His judgment: the plan is not sure fire, but it is certainly the best plan available, more realistic and less risky than any of the Democrats' sketched-on-the-back-of-an-envelope "plans."
We offer the requisite tease quote:
As called for under a plan formulated by military historian Frederick Kagan and retired Army Gen. Jack Keane, the five newly arriving brigades should be deployed alongside Iraqi units to live in Sunni and mixed Sunni-Shiite neighborhoods in Baghdad. This is a classic counterinsurgency approach focused on securing the populace, and it has never really been tried before in the capital. It could work, especially if the surge is long lasting and if it's coupled with other vital steps — such as increasing the number of American advisors in the Iraqi security forces, instituting a biometric identity card to make it easier to detain terrorism suspects and enhancing the capacity of the Iraqi legal system to incarcerate more violent offenders.

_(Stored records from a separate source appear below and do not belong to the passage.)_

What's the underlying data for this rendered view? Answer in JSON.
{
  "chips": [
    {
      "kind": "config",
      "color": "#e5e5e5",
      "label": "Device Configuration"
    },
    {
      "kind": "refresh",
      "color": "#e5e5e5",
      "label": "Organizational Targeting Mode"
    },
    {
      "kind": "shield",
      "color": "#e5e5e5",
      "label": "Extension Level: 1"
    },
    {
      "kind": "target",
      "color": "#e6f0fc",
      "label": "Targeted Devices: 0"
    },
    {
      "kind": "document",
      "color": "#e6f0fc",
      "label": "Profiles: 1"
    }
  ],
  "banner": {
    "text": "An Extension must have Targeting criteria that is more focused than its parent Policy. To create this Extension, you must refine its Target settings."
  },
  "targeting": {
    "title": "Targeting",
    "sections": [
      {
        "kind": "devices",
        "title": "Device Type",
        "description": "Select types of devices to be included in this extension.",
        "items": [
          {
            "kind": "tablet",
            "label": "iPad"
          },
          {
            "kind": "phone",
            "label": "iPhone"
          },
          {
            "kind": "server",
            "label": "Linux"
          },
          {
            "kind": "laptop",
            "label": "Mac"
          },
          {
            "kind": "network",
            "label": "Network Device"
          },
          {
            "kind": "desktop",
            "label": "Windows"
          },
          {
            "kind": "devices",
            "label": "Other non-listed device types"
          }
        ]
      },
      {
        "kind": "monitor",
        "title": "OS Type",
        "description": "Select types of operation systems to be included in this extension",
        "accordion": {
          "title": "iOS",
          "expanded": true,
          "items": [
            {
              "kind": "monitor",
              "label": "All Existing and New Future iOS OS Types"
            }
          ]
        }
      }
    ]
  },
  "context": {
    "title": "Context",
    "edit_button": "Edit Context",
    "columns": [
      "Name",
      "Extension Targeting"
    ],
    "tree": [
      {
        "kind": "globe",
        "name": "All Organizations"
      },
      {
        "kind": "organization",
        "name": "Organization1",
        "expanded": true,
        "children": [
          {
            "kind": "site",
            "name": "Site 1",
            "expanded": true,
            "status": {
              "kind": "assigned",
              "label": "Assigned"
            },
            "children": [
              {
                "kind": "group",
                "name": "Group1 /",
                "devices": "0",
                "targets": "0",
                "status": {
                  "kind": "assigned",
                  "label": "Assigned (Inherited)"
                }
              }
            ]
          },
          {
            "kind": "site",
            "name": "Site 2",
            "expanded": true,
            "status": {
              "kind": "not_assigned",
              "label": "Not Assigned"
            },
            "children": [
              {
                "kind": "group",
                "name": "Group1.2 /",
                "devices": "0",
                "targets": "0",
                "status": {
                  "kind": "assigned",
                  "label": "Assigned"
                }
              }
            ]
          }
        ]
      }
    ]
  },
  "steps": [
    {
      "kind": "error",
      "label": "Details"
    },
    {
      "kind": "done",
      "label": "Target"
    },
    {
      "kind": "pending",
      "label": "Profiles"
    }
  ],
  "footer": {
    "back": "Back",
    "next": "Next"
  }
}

If everything goes right, large swathes of Baghdad could gradually be brought under control. Then American and Iraqi units could pursue a "spreading inkblot" strategy--another classic counterinsurgency concept--to increase the pacified zone outward.

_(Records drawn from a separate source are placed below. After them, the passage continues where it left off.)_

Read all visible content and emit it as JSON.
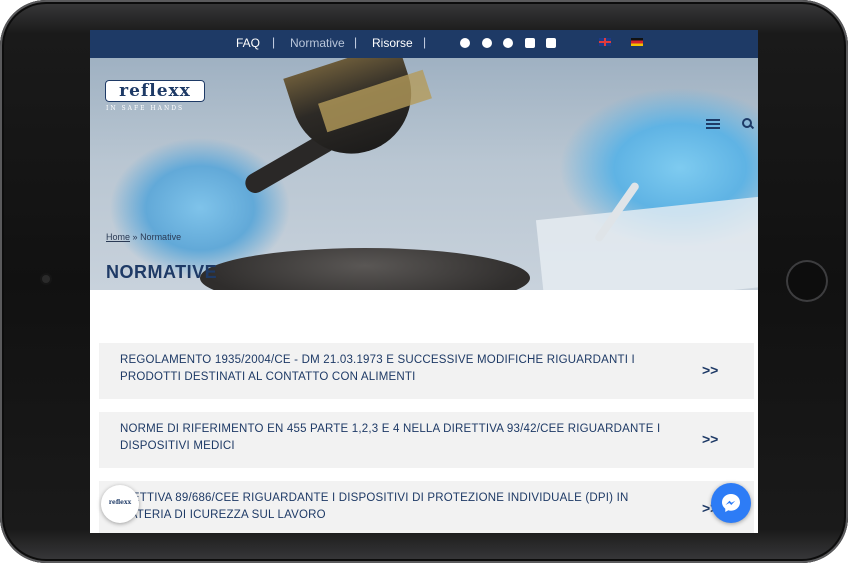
{
  "topbar": {
    "faq": "FAQ",
    "normative": "Normative",
    "risorse": "Risorse",
    "separator": "|"
  },
  "logo": {
    "name": "reflexx",
    "tagline": "IN SAFE HANDS"
  },
  "breadcrumb": {
    "home": "Home",
    "separator": "»",
    "current": "Normative"
  },
  "page": {
    "title": "NORMATIVE"
  },
  "items": [
    {
      "text": "REGOLAMENTO 1935/2004/CE - DM 21.03.1973 E SUCCESSIVE MODIFICHE RIGUARDANTI I PRODOTTI DESTINATI AL CONTATTO CON ALIMENTI",
      "arrow": ">>"
    },
    {
      "text": "NORME DI RIFERIMENTO EN 455 PARTE 1,2,3 E 4 NELLA DIRETTIVA 93/42/CEE RIGUARDANTE I DISPOSITIVI MEDICI",
      "arrow": ">>"
    },
    {
      "text": "IRETTIVA 89/686/CEE RIGUARDANTE I DISPOSITIVI DI PROTEZIONE INDIVIDUALE (DPI) IN MATERIA DI ICUREZZA SUL LAVORO",
      "arrow": ">>"
    }
  ],
  "chat": {
    "bubble_label": "reflexx"
  },
  "colors": {
    "brand_navy": "#1e3a66",
    "messenger_blue": "#2d7cf6",
    "item_bg": "#f2f2f2"
  },
  "icons": [
    "facebook-icon",
    "instagram-icon",
    "twitter-icon",
    "linkedin-icon",
    "youtube-icon",
    "uk-flag-icon",
    "de-flag-icon",
    "menu-icon",
    "search-icon",
    "messenger-icon"
  ]
}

Boot's reference to Kagan and Keane is most instructive. In December, before Bush's speech, Messrs. Kagan and Keane presented their plan at a major media event hosted by the American Enterprise Institute. A second event presented the plan more briefly outlining the plan with accompanying statements from Senators John McCain (R-Gaining SWNIDish Respect Lately) and Joe Lieberman (D-Currently Ignored by MSM). For those who repeat Democrat talking points like, "Just sending 21,000 more troops is not a plan," we say that such truths are self-evident but are not relevant as that isn't "just" what Bush is doing.* Just watch the AEI video.

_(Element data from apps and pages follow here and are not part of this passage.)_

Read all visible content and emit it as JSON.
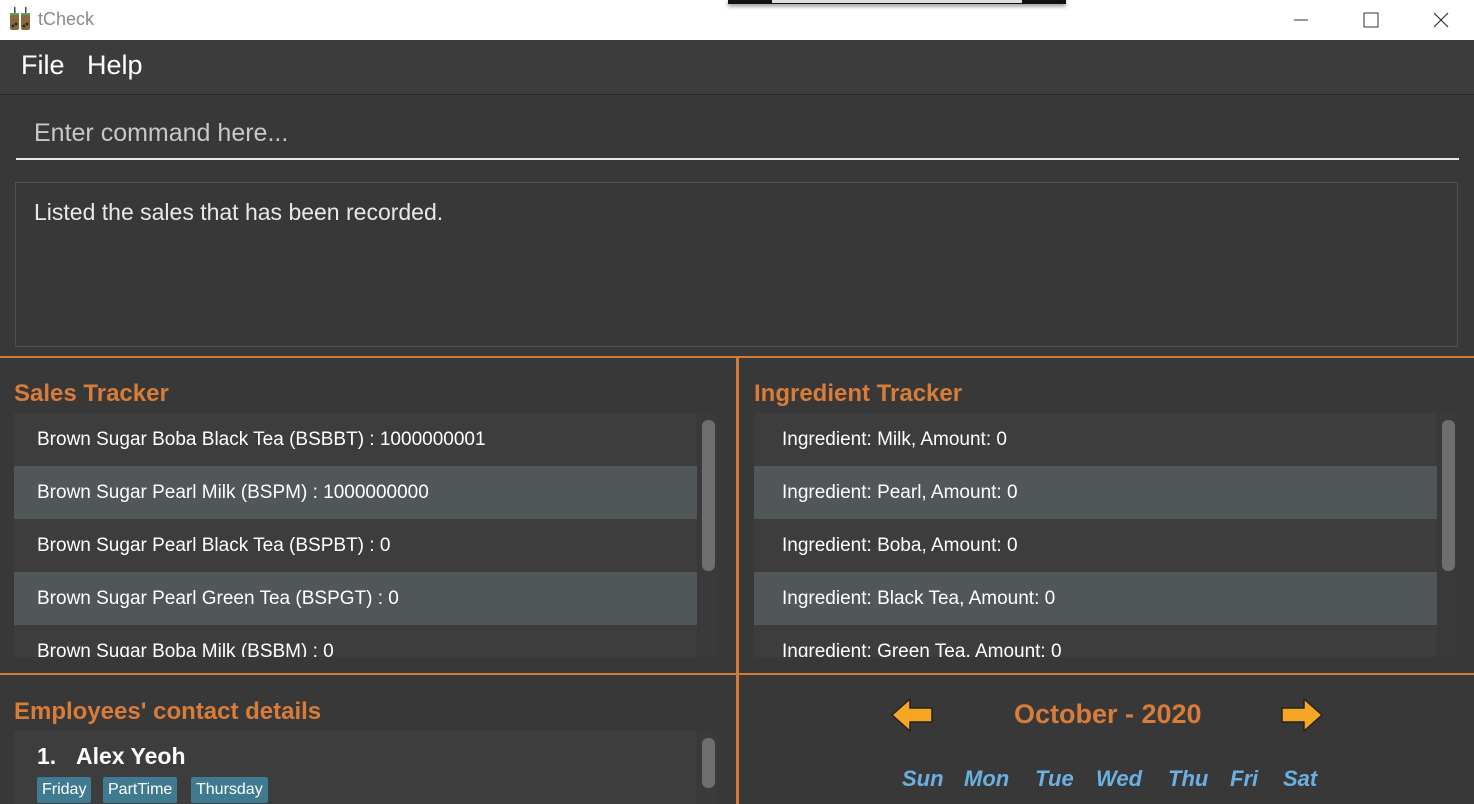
{
  "window": {
    "title": "tCheck"
  },
  "menu": {
    "file": "File",
    "help": "Help"
  },
  "command": {
    "placeholder": "Enter command here..."
  },
  "result": {
    "text": "Listed the sales that has been recorded."
  },
  "sales": {
    "title": "Sales Tracker",
    "items": [
      "Brown Sugar Boba Black Tea (BSBBT) : 1000000001",
      "Brown Sugar Pearl Milk (BSPM) : 1000000000",
      "Brown Sugar Pearl Black Tea (BSPBT) : 0",
      "Brown Sugar Pearl Green Tea (BSPGT) : 0",
      "Brown Sugar Boba Milk (BSBM) : 0"
    ]
  },
  "ingredients": {
    "title": "Ingredient Tracker",
    "items": [
      "Ingredient: Milk,  Amount: 0",
      "Ingredient: Pearl,  Amount: 0",
      "Ingredient: Boba,  Amount: 0",
      "Ingredient: Black Tea,  Amount: 0",
      "Ingredient: Green Tea,  Amount: 0"
    ]
  },
  "employees": {
    "title": "Employees' contact details",
    "items": [
      {
        "index": "1.",
        "name": "Alex Yeoh",
        "tags": [
          "Friday",
          "PartTime",
          "Thursday"
        ]
      }
    ]
  },
  "calendar": {
    "month": "October - 2020",
    "days": [
      "Sun",
      "Mon",
      "Tue",
      "Wed",
      "Thu",
      "Fri",
      "Sat"
    ]
  },
  "colors": {
    "accent": "#d87c3a",
    "tag": "#3e7b91",
    "arrow": "#f5a623",
    "day_header": "#6ab0e0"
  }
}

*We draw attention again in passing to the perniciously illogical effect of interjecting "just" into statements about most significant matters.